» **TASK DESCRIPTION**
Locate the word "已安装更新" in the data below, then copy every line that holds it.

[Items listed in a dataset]
--- --- ---

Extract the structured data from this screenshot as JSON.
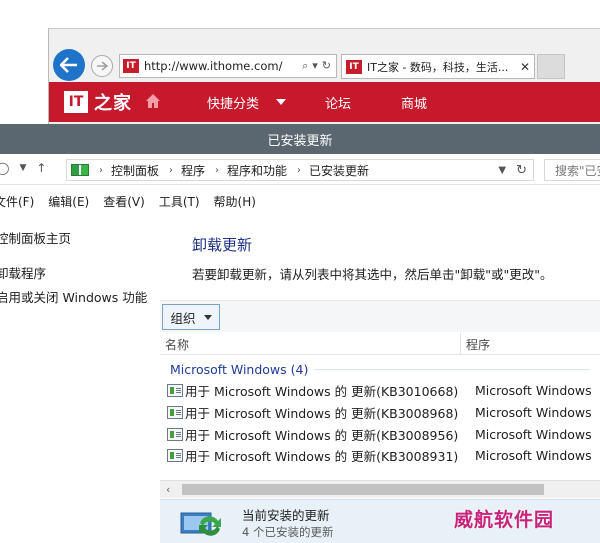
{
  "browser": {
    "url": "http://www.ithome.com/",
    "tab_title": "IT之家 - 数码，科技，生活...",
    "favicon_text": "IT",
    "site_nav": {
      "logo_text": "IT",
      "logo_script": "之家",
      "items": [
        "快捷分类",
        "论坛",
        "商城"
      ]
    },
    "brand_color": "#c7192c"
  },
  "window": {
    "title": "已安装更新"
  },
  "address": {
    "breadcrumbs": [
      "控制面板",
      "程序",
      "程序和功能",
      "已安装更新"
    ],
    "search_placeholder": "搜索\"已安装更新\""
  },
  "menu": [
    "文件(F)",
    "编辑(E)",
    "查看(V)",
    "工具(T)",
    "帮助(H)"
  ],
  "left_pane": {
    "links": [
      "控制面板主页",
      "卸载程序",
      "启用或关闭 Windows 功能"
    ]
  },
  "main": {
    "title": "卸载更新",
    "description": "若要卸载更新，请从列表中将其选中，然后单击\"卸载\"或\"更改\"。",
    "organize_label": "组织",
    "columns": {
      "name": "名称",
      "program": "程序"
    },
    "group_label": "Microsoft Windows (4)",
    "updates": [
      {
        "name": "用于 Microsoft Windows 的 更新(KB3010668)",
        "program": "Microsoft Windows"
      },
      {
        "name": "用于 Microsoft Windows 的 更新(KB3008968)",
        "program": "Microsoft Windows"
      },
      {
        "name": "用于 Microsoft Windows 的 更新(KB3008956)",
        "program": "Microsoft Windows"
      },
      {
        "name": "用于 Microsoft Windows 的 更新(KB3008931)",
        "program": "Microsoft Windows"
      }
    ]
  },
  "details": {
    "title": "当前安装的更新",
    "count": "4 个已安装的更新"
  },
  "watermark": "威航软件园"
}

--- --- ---

» **RESPONSE FOR THIS EXERCISE**
    "title": "已安装更新"
      "已安装更新"
    "search_placeholder": "搜索\"已安装更新\""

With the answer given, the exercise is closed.